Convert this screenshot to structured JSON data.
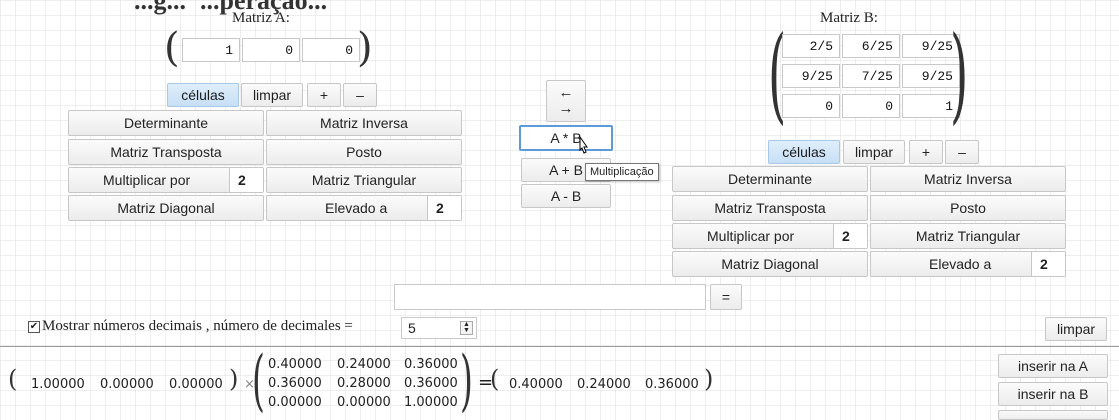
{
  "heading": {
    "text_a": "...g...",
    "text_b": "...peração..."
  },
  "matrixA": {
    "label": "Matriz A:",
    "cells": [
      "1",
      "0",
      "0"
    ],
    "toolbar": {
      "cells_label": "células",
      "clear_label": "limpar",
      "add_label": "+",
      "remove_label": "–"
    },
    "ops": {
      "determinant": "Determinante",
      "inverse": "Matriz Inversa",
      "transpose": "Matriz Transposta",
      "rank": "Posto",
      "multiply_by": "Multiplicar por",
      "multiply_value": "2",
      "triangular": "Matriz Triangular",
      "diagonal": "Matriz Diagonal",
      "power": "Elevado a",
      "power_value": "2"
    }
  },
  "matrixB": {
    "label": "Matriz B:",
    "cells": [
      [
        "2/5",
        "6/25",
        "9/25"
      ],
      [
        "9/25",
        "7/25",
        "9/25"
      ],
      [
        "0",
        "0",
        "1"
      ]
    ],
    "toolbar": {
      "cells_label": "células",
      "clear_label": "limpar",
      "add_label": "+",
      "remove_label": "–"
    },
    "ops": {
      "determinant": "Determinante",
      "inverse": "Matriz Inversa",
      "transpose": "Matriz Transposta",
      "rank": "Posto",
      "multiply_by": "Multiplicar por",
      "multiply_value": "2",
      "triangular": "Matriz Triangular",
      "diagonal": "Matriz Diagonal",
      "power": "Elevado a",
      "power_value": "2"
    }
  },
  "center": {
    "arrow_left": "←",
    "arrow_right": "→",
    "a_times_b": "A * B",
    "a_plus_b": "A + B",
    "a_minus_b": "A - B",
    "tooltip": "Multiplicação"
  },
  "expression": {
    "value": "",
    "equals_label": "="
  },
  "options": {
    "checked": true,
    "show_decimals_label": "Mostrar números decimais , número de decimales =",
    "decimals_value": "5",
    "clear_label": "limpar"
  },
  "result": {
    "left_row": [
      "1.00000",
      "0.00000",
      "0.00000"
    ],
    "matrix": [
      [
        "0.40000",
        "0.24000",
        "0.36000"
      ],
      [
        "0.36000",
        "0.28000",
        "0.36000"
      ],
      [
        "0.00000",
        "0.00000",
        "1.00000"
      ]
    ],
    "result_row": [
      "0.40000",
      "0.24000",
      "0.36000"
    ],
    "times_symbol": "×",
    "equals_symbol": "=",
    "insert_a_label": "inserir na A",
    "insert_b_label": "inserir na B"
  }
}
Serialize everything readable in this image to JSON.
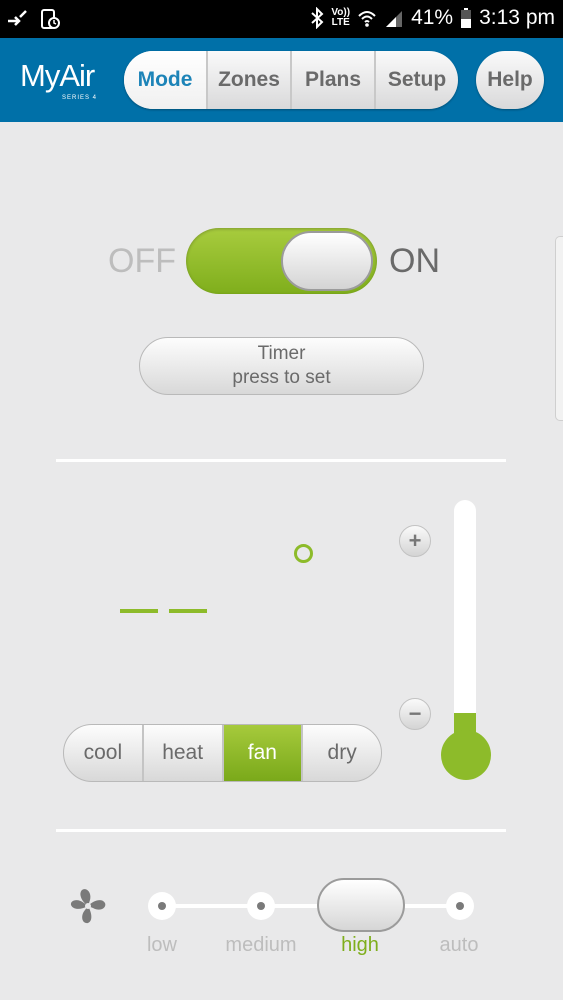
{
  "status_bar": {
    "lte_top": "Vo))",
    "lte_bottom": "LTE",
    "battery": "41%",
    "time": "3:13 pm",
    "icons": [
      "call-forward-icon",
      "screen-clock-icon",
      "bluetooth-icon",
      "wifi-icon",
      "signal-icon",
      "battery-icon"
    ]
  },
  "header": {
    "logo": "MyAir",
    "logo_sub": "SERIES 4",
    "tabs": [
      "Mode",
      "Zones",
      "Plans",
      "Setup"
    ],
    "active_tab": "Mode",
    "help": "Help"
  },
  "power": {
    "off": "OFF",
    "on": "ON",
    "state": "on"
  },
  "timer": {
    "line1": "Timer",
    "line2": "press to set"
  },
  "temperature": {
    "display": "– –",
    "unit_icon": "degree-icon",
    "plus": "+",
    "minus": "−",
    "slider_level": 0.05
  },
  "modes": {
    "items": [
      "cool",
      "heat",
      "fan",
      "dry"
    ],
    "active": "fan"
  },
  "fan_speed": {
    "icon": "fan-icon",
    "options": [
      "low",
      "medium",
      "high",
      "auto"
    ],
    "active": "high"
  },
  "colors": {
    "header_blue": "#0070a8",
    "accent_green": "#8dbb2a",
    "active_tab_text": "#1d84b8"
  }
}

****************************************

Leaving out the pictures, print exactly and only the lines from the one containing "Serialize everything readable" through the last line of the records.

Serialize everything readable in this image to JSON.
{
  "status_bar": {
    "lte_top": "Vo))",
    "lte_bottom": "LTE",
    "battery": "41%",
    "time": "3:13 pm",
    "icons": [
      "call-forward-icon",
      "screen-clock-icon",
      "bluetooth-icon",
      "wifi-icon",
      "signal-icon",
      "battery-icon"
    ]
  },
  "header": {
    "logo": "MyAir",
    "logo_sub": "SERIES 4",
    "tabs": [
      "Mode",
      "Zones",
      "Plans",
      "Setup"
    ],
    "active_tab": "Mode",
    "help": "Help"
  },
  "power": {
    "off": "OFF",
    "on": "ON",
    "state": "on"
  },
  "timer": {
    "line1": "Timer",
    "line2": "press to set"
  },
  "temperature": {
    "display": "– –",
    "unit_icon": "degree-icon",
    "plus": "+",
    "minus": "−",
    "slider_level": 0.05
  },
  "modes": {
    "items": [
      "cool",
      "heat",
      "fan",
      "dry"
    ],
    "active": "fan"
  },
  "fan_speed": {
    "icon": "fan-icon",
    "options": [
      "low",
      "medium",
      "high",
      "auto"
    ],
    "active": "high"
  },
  "colors": {
    "header_blue": "#0070a8",
    "accent_green": "#8dbb2a",
    "active_tab_text": "#1d84b8"
  }
}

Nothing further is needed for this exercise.